= TASK INSTRUCTIONS =
This task calls for copying every line of the records that includes the word "label".

··· DATASET EXCERPTS

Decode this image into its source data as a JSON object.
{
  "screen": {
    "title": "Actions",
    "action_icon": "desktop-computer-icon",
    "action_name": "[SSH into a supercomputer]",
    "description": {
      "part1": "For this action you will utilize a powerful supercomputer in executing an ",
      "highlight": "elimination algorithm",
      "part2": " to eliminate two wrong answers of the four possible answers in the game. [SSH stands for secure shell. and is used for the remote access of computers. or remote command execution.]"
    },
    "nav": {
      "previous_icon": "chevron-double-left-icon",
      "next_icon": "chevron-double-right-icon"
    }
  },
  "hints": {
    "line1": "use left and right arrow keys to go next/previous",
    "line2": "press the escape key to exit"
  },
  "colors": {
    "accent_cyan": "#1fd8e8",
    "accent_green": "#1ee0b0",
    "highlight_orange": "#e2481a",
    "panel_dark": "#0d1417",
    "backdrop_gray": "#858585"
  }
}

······
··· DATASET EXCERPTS

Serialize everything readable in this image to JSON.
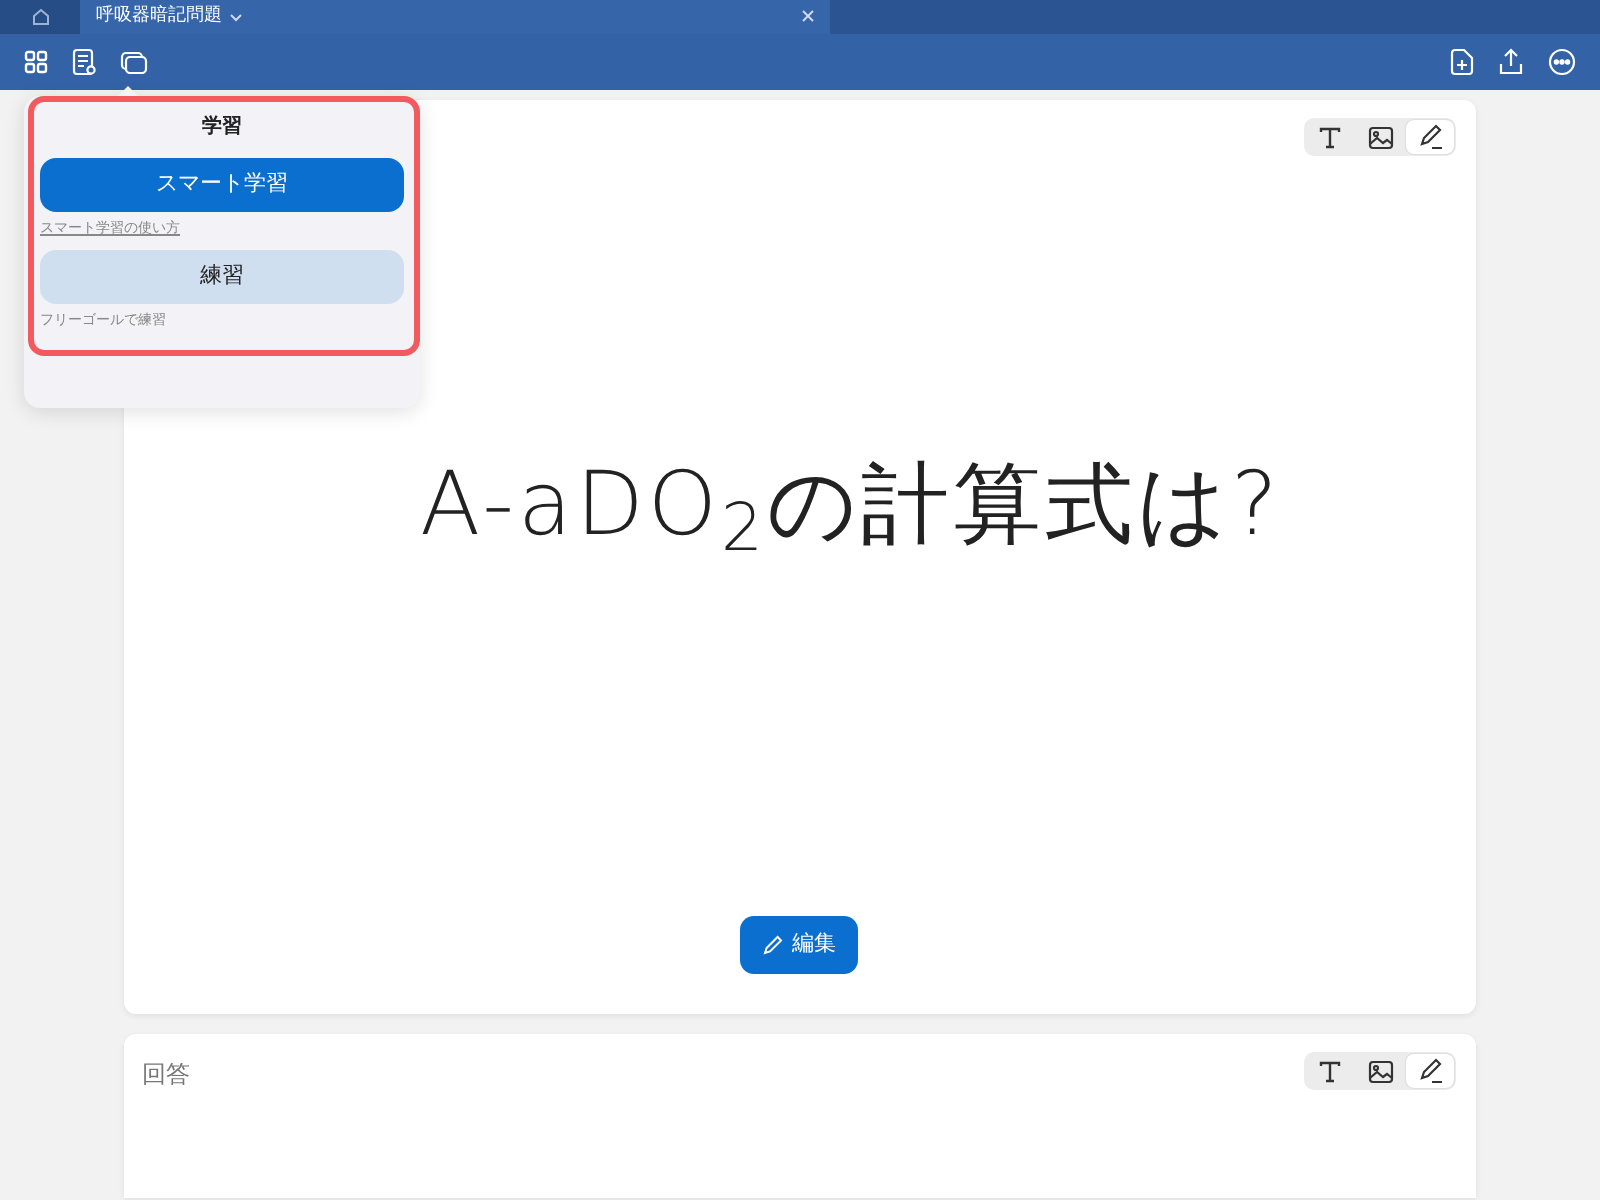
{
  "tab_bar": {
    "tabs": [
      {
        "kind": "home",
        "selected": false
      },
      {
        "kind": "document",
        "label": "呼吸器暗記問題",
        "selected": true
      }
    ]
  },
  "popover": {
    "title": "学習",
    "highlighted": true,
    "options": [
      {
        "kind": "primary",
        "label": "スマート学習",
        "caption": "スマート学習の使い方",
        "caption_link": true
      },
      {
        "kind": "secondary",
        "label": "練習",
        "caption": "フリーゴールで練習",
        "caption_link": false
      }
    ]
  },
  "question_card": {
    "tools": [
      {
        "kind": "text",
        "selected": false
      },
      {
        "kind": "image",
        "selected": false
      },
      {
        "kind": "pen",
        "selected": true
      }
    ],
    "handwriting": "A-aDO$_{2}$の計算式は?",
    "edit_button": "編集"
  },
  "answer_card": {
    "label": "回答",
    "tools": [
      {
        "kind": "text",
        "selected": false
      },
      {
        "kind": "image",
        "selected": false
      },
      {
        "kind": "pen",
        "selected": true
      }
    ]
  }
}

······

= SOLUTION TO THIS TASK =
        "label": "呼吸器暗記問題",
        "label": "スマート学習",
        "label": "練習",
    "label": "回答",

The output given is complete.